So you’ve put your heart and soul into your home business, and it is now thriving after multiple years of struggle into self-sufficient enterprise with growing revenues that invite promising projections. Yet, as happens to so many of us, just when one part of your life is thriving, another part gives way. I, of course, speak of getting divorced.
Just because your marriage has come to a premature end and you’re getting divorced, does not mean that you want to blow up your whole life—if fact, after your children, I imagine that home business you invested so much time and energy into is your biggest concern.
I am going to make an assumption that most of the folks reading this article started their home business after entering into a marriage. If this happens to not describe your situation (like you inherited a business from your family that has been passed down for generations), these ideas do not apply in the same manner.
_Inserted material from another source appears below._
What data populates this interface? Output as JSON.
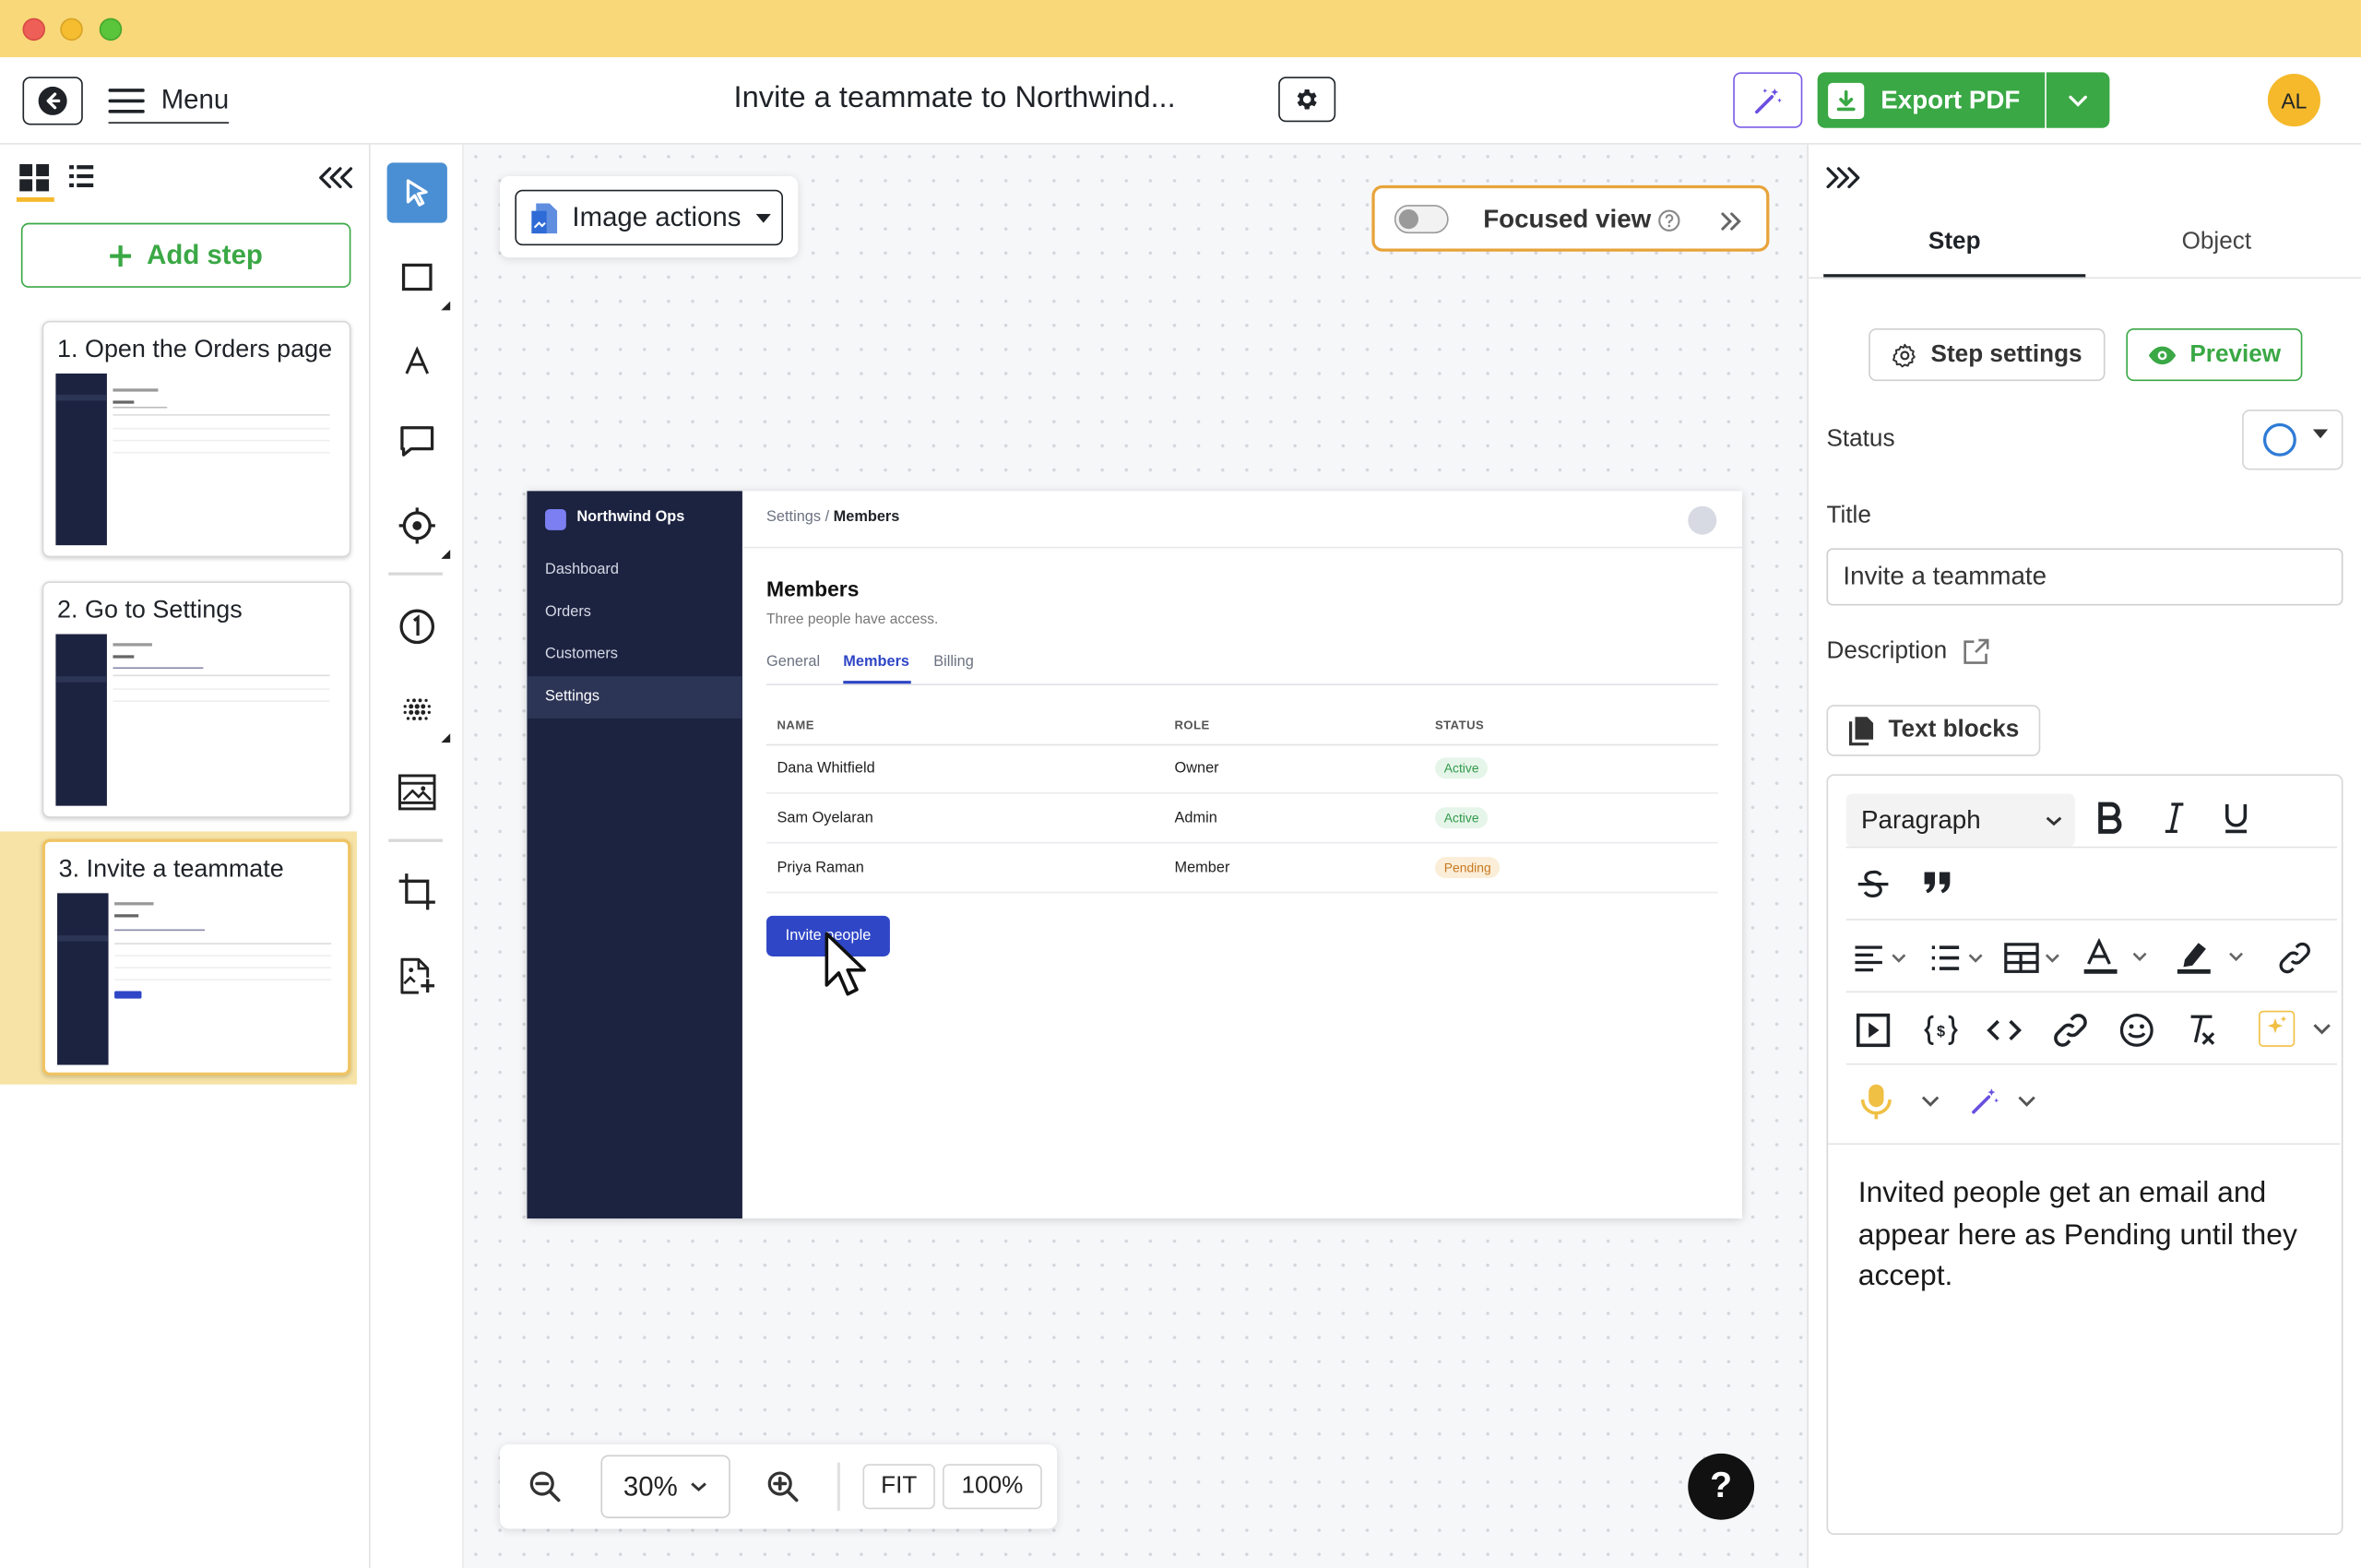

Further, practicing divorce law here in the thriving metropolis that is Las Vegas, my analysis will be done through the prism of Nevada law. Note: if you live in another state, said state may have different divorce statutes from which this analysis would not apply.
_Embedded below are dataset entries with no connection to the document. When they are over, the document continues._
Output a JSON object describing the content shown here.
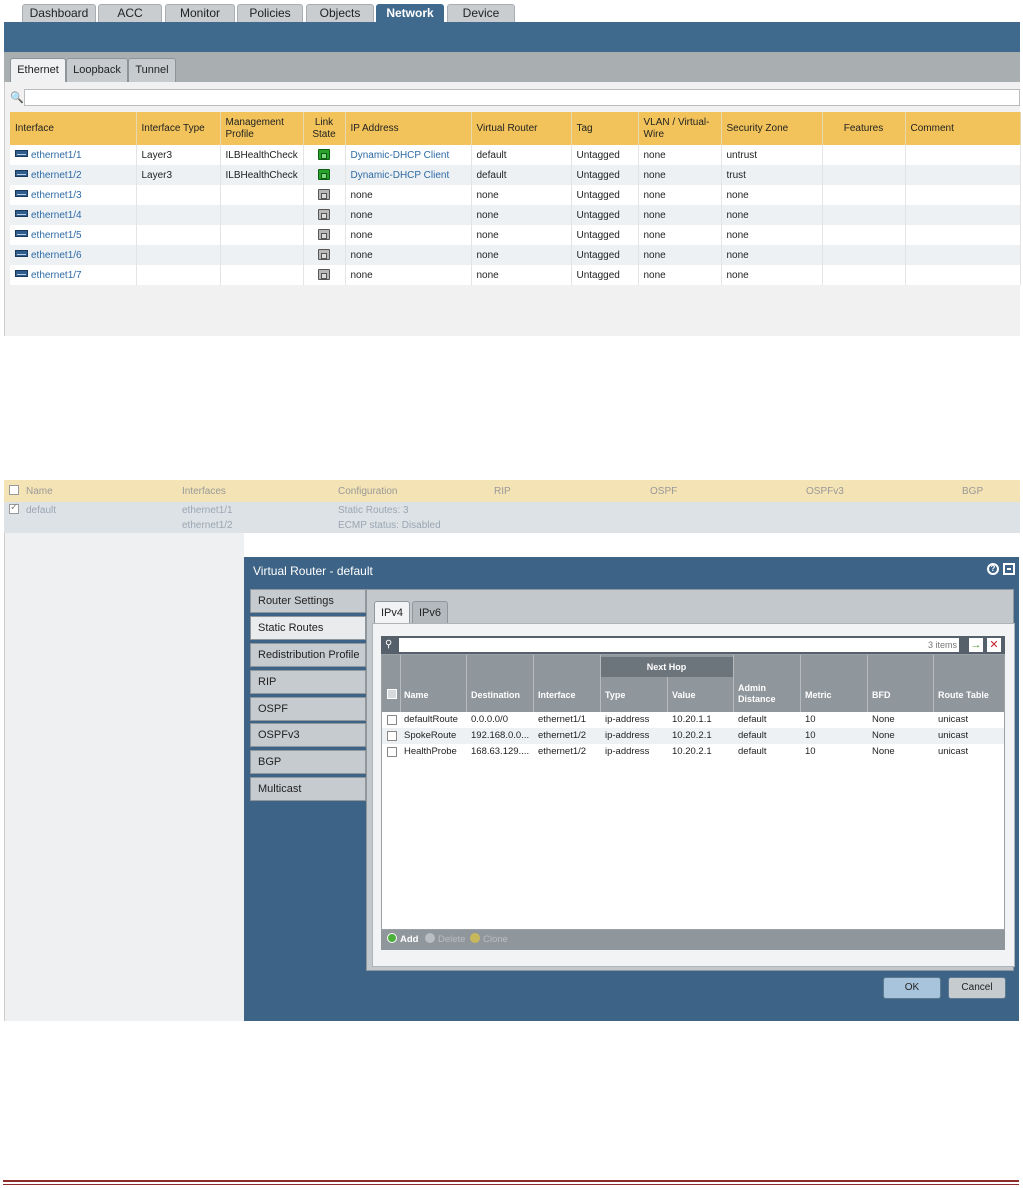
{
  "nav_tabs": [
    "Dashboard",
    "ACC",
    "Monitor",
    "Policies",
    "Objects",
    "Network",
    "Device"
  ],
  "active_nav_tab": "Network",
  "sub_tabs": [
    "Ethernet",
    "Loopback",
    "Tunnel"
  ],
  "active_sub_tab": "Ethernet",
  "interfaces_table": {
    "headers": [
      "Interface",
      "Interface Type",
      "Management Profile",
      "Link State",
      "IP Address",
      "Virtual Router",
      "Tag",
      "VLAN / Virtual-Wire",
      "Security Zone",
      "Features",
      "Comment"
    ],
    "rows": [
      {
        "interface": "ethernet1/1",
        "type": "Layer3",
        "profile": "ILBHealthCheck",
        "link_state": "up",
        "ip": "Dynamic-DHCP Client",
        "router": "default",
        "tag": "Untagged",
        "vlan": "none",
        "zone": "untrust"
      },
      {
        "interface": "ethernet1/2",
        "type": "Layer3",
        "profile": "ILBHealthCheck",
        "link_state": "up",
        "ip": "Dynamic-DHCP Client",
        "router": "default",
        "tag": "Untagged",
        "vlan": "none",
        "zone": "trust"
      },
      {
        "interface": "ethernet1/3",
        "type": "",
        "profile": "",
        "link_state": "down",
        "ip": "none",
        "router": "none",
        "tag": "Untagged",
        "vlan": "none",
        "zone": "none"
      },
      {
        "interface": "ethernet1/4",
        "type": "",
        "profile": "",
        "link_state": "down",
        "ip": "none",
        "router": "none",
        "tag": "Untagged",
        "vlan": "none",
        "zone": "none"
      },
      {
        "interface": "ethernet1/5",
        "type": "",
        "profile": "",
        "link_state": "down",
        "ip": "none",
        "router": "none",
        "tag": "Untagged",
        "vlan": "none",
        "zone": "none"
      },
      {
        "interface": "ethernet1/6",
        "type": "",
        "profile": "",
        "link_state": "down",
        "ip": "none",
        "router": "none",
        "tag": "Untagged",
        "vlan": "none",
        "zone": "none"
      },
      {
        "interface": "ethernet1/7",
        "type": "",
        "profile": "",
        "link_state": "down",
        "ip": "none",
        "router": "none",
        "tag": "Untagged",
        "vlan": "none",
        "zone": "none"
      }
    ]
  },
  "virtual_routers": {
    "headers": [
      "Name",
      "Interfaces",
      "Configuration",
      "RIP",
      "OSPF",
      "OSPFv3",
      "BGP"
    ],
    "row": {
      "checked": true,
      "name": "default",
      "interfaces": [
        "ethernet1/1",
        "ethernet1/2"
      ],
      "configuration": [
        "Static Routes: 3",
        "ECMP status: Disabled"
      ]
    }
  },
  "dialog": {
    "title": "Virtual Router - default",
    "sidebar": [
      "Router Settings",
      "Static Routes",
      "Redistribution Profile",
      "RIP",
      "OSPF",
      "OSPFv3",
      "BGP",
      "Multicast"
    ],
    "active_sidebar": "Static Routes",
    "ip_tabs": [
      "IPv4",
      "IPv6"
    ],
    "active_ip_tab": "IPv4",
    "item_count": "3 items",
    "next_hop_label": "Next Hop",
    "columns": [
      "Name",
      "Destination",
      "Interface",
      "Type",
      "Value",
      "Admin Distance",
      "Metric",
      "BFD",
      "Route Table"
    ],
    "routes": [
      {
        "name": "defaultRoute",
        "destination": "0.0.0.0/0",
        "interface": "ethernet1/1",
        "type": "ip-address",
        "value": "10.20.1.1",
        "admin_distance": "default",
        "metric": "10",
        "bfd": "None",
        "route_table": "unicast"
      },
      {
        "name": "SpokeRoute",
        "destination": "192.168.0.0...",
        "interface": "ethernet1/2",
        "type": "ip-address",
        "value": "10.20.2.1",
        "admin_distance": "default",
        "metric": "10",
        "bfd": "None",
        "route_table": "unicast"
      },
      {
        "name": "HealthProbe",
        "destination": "168.63.129....",
        "interface": "ethernet1/2",
        "type": "ip-address",
        "value": "10.20.2.1",
        "admin_distance": "default",
        "metric": "10",
        "bfd": "None",
        "route_table": "unicast"
      }
    ],
    "actions": [
      "Add",
      "Delete",
      "Clone"
    ],
    "ok_label": "OK",
    "cancel_label": "Cancel"
  },
  "colors": {
    "accent_blue": "#3f6a8e",
    "table_header": "#f2c35a",
    "link": "#2d6aa5",
    "link_up": "#28a12d"
  }
}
Your Home Business is Community Property—Just Like Your Other Assets
Bottom line: if you live in a community property state (like my home of Nevada, but also a couple of jurisdictions you might have heard of including California and Texas), a home business initiated after your marriage is, by most accounts, community property.
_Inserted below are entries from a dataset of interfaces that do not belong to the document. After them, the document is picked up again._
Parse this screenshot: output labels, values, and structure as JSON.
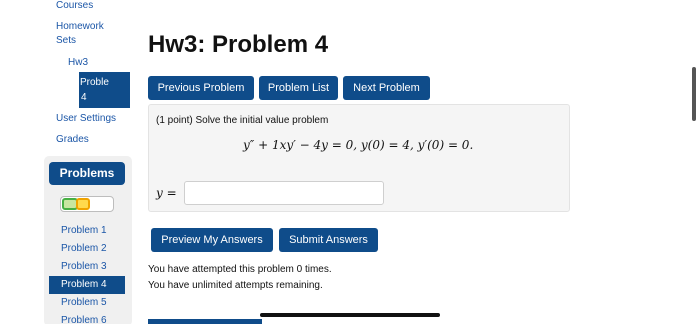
{
  "nav": {
    "courses": "Courses",
    "homework_sets": "Homework Sets",
    "set": "Hw3",
    "problem_line1": "Proble",
    "problem_line2": "4",
    "user_settings": "User Settings",
    "grades": "Grades"
  },
  "problems_panel": {
    "title": "Problems",
    "progress": {
      "correct_fraction": 0.25,
      "partial_fraction": 0.2
    },
    "items": [
      {
        "label": "Problem 1"
      },
      {
        "label": "Problem 2"
      },
      {
        "label": "Problem 3"
      },
      {
        "label": "Problem 4"
      },
      {
        "label": "Problem 5"
      },
      {
        "label": "Problem 6"
      }
    ],
    "active_index": 3
  },
  "page": {
    "title": "Hw3: Problem 4"
  },
  "toolbar": {
    "prev": "Previous Problem",
    "list": "Problem List",
    "next": "Next Problem"
  },
  "problem": {
    "points": "(1 point) Solve the initial value problem",
    "equation": "y″ + 1xy′ − 4y = 0,  y(0) = 4,  y′(0) = 0.",
    "answer_label": "y =",
    "answer_value": ""
  },
  "actions": {
    "preview": "Preview My Answers",
    "submit": "Submit Answers"
  },
  "status": {
    "attempts": "You have attempted this problem 0 times.",
    "remaining": "You have unlimited attempts remaining."
  },
  "colors": {
    "primary": "#0f4c8a",
    "link": "#1b56a7",
    "progress_green": "#47b043",
    "progress_yellow": "#f0a300"
  }
}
The standard community property rule is that each spouse is entitled to 50% of the assets the couple earned during the marriage. Even if the parties agreed to a premarital agreement, this allocation of assets is subject to a number of statutory regulations (See NRS Chapter 123A) that ensure that one spouse is not taken advantage of by the other.
You may have heard of a postnup, which is a contract spouses enter into to arrange their business affairs after marriage. In states like Nevada that do not have specific statutes to address postnups (separation agreements are listed in NRS Chapter 123.080), one must presume that the laws that regulate prenuptial agreements will also apply to postnups.
Specifically, the law permits a judge to void an agreement if it was “unconscionable when it was executed.” NRS 123A.080(1)(b). I will save you the deep-dive into the legalese of what ‘unconscionable’ can mean; you just need to know that if a judge looks at your postnup agreement and thinks it is unjust, s/he likely has the statutory authority to void the deal.
This is the disaster scenario—with a judicially voided agreement, you are back at square one and your home business is no more secure. Is there a better way?
Good Faith Will Set Your Home Business Free
In divorce actions, all participants would prefer a scenario where the one spouse dictates the separation terms. Yet, in most cases, this just isn’t feasible. Particularly if you are concerned about the home business you worked so hard to build, animosity toward a divorcing spouse should be avoided at all costs.
As a general rule, judges are more inclined to review contracts relating to divorce as the law and the Professional Rules expressly ask them to do so as legislators want protection for spouses in the relationships with unequal power structures.
Further, even in equal relationships, the law assigns a fiduciary duty from each spouse to the other requiring that any and all material information be shared before a postnup agreement may be reached. That means any sort of bad faith demonstrated in the creation of a postnup could lead to legal liability.
I know your home business isn’t the size of Amazon (yet—though I believe Mr. Bezos started his company selling books out of his garage), but this same idea of good faith applies. As we discussed, there are many a legal avenue a displeased spouse could use to affect the other’s home business.
A postnup will only be as binding as any other prenuptial agreement—meaning that an objective judge will need to be able to look at the resulting arrangement and believe that it is fair and is conscionable.
What is considered conscionable by a judge will depend upon the couple’s assets/dependents, among other factors. If you both are completely dependent upon your home business as a means of living, you may need to work out an equity arrangement like the Bezos. On the other hand, if your family has other independent means of wealth, the home business could just be one part of the many assets that the couple splits as community property.
It is in each party’s interest that the home business to continue to earn the most that it can, even beyond the scope of alimony and child support. The best means of reaching this optimization is for decoupling parties to work together to ensure the home business can continue to thrive while the other spouse feels that s/he has been adequately compensated for his/her share of the community property.
Stacy Rocheleau has practiced divorce law for 18 years, helping clients with uncontested divorces, legal separations, and contested divorces. Among her accolades, Ms. Rocheleau was elected the best divorce attorney in her home State of Nevada for 2017 & 2018. https://rightlawyers.com